→ **What to work on**: Go through the data and tally the lines that hold the string "photo". Reply with the total alone.

→ **The data**:

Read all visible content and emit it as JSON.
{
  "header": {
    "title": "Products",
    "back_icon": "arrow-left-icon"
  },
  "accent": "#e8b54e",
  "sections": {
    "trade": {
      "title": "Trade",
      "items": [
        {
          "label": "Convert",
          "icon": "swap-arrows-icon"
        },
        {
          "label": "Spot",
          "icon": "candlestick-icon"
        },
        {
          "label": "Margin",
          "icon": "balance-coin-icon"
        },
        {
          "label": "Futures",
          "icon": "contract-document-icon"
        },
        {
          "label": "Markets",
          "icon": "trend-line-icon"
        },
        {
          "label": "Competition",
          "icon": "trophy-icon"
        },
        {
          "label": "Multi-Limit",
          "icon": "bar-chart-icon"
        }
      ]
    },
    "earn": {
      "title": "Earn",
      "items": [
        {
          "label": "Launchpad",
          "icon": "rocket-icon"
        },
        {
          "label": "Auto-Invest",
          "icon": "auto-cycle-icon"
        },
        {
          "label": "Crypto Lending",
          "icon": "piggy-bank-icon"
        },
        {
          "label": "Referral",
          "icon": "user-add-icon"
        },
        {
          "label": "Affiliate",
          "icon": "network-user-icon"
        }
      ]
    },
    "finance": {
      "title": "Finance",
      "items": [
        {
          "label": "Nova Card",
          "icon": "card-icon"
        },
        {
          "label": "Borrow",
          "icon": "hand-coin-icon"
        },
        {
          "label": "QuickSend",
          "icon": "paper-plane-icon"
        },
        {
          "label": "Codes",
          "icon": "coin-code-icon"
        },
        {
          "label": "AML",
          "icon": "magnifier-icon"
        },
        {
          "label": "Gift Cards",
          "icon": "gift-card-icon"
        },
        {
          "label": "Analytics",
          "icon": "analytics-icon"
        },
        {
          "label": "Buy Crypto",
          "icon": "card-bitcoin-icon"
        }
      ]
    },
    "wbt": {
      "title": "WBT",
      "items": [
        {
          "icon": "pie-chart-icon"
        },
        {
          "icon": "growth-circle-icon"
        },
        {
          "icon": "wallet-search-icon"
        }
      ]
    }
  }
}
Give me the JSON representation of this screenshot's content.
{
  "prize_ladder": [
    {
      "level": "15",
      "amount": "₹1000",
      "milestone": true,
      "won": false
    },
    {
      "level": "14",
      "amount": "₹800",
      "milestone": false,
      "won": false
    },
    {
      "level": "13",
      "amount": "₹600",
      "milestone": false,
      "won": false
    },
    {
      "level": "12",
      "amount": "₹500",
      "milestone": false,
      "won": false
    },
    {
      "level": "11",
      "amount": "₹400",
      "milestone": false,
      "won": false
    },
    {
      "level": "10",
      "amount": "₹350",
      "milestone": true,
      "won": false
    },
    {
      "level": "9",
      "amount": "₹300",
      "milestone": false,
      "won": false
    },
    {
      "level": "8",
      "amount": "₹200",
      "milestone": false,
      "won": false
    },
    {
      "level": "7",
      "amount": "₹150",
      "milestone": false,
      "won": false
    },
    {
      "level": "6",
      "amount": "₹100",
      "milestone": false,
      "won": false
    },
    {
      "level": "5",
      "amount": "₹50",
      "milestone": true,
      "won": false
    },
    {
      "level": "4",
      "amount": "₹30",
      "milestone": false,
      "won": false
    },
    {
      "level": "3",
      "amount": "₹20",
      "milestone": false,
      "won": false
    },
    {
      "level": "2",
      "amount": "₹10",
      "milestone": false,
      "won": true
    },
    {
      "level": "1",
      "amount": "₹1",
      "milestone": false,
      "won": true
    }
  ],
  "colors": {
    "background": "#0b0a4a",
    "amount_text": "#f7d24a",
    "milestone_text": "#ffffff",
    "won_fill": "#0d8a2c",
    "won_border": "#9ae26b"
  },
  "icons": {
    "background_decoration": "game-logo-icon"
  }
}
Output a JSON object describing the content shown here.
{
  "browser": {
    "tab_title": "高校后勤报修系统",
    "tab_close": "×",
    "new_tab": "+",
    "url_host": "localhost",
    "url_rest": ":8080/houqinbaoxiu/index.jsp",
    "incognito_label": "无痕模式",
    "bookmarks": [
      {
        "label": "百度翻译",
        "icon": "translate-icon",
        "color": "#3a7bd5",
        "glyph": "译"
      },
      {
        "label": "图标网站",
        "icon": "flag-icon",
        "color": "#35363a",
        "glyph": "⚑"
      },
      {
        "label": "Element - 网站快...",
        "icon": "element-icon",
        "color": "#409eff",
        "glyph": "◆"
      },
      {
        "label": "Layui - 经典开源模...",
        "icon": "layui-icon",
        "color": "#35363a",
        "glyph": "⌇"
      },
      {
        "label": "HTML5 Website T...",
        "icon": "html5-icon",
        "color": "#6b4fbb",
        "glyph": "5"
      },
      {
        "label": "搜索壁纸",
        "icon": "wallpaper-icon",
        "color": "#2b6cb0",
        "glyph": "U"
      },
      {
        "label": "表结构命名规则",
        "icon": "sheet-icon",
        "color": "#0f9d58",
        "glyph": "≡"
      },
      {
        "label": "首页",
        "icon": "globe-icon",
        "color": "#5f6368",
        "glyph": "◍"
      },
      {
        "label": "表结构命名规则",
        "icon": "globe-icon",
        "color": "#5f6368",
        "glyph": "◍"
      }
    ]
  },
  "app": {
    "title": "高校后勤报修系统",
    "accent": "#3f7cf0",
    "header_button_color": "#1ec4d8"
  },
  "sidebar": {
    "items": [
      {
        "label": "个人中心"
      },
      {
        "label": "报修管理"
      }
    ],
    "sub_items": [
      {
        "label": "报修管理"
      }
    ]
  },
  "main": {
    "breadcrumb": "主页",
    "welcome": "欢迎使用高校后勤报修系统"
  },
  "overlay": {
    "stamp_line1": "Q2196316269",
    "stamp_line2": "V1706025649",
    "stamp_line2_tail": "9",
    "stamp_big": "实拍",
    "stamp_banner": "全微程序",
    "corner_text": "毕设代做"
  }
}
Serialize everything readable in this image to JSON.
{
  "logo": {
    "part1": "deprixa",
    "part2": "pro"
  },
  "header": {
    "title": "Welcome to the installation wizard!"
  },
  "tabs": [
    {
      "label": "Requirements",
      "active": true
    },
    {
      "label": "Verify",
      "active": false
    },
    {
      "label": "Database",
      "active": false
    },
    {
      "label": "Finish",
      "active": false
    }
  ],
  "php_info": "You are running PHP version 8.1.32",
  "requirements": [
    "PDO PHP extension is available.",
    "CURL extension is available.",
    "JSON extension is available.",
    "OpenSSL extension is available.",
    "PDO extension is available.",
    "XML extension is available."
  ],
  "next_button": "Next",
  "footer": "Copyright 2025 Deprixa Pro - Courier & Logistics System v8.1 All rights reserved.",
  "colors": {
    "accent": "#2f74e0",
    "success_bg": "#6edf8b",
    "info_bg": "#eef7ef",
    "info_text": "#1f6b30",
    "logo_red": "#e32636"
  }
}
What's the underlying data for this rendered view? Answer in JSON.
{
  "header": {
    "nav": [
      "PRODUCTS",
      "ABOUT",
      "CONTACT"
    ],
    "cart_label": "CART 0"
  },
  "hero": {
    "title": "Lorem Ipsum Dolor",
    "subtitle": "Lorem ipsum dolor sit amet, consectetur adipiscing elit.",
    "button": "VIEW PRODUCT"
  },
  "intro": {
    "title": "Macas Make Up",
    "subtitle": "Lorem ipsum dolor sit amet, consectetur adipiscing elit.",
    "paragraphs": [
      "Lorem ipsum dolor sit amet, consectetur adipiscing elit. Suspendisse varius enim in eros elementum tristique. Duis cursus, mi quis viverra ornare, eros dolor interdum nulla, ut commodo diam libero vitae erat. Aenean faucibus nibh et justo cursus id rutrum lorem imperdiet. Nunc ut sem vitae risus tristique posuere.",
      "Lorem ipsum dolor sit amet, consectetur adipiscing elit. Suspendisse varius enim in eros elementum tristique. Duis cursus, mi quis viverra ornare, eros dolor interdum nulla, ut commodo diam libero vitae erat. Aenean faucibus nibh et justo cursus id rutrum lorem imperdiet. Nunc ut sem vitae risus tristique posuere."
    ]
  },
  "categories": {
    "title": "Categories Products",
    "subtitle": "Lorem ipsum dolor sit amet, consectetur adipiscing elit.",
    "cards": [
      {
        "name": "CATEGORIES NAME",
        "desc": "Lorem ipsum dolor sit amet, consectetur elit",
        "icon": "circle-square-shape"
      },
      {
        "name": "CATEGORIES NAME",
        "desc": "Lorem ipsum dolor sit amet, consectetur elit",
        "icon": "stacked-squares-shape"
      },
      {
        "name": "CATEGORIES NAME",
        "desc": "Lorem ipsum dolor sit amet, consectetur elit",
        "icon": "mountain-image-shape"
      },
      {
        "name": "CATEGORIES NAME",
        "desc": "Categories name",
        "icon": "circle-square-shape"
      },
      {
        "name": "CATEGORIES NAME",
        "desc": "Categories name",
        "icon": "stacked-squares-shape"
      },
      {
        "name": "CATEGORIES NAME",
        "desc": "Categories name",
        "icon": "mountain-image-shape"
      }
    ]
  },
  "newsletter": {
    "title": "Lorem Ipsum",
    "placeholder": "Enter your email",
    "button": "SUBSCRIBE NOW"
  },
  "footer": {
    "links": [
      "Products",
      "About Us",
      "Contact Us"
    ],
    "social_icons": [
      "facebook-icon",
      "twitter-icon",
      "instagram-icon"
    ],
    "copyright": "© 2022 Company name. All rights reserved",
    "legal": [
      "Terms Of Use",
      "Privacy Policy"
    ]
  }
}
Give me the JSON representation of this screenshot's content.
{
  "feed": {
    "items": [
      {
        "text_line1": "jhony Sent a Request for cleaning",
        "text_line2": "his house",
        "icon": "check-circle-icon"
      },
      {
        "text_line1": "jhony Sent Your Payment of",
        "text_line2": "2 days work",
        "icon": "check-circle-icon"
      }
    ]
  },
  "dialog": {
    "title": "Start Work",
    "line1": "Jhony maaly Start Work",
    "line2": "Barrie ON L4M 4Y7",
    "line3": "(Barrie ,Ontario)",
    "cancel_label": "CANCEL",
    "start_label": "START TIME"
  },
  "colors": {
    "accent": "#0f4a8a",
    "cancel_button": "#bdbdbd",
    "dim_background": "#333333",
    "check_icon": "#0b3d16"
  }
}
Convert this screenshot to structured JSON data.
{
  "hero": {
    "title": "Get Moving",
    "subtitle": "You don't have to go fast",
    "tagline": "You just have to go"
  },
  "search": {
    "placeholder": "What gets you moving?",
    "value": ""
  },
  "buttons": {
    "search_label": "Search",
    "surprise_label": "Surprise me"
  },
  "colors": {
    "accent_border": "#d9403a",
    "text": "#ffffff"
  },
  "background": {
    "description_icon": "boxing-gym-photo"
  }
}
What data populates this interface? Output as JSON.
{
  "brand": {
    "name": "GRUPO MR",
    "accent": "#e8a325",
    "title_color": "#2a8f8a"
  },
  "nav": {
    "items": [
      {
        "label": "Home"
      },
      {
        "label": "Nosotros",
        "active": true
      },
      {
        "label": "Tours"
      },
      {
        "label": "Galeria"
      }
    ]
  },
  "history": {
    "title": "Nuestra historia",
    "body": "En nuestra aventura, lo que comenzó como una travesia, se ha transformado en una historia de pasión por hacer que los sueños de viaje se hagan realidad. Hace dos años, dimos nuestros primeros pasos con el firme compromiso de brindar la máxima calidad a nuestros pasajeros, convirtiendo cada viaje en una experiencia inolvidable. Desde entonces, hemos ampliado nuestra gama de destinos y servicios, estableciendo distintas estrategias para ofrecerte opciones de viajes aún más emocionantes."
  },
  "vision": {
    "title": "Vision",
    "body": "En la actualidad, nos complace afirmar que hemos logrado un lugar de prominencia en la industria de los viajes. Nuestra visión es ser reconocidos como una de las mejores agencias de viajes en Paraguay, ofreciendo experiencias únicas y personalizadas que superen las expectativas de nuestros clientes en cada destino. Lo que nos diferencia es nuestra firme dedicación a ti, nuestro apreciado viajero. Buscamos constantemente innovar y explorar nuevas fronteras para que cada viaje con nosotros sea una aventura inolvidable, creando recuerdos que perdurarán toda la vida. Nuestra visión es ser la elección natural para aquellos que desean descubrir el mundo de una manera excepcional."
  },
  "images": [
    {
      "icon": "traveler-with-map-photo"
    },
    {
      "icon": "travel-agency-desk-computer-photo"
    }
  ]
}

→ **Answer to this task**: 3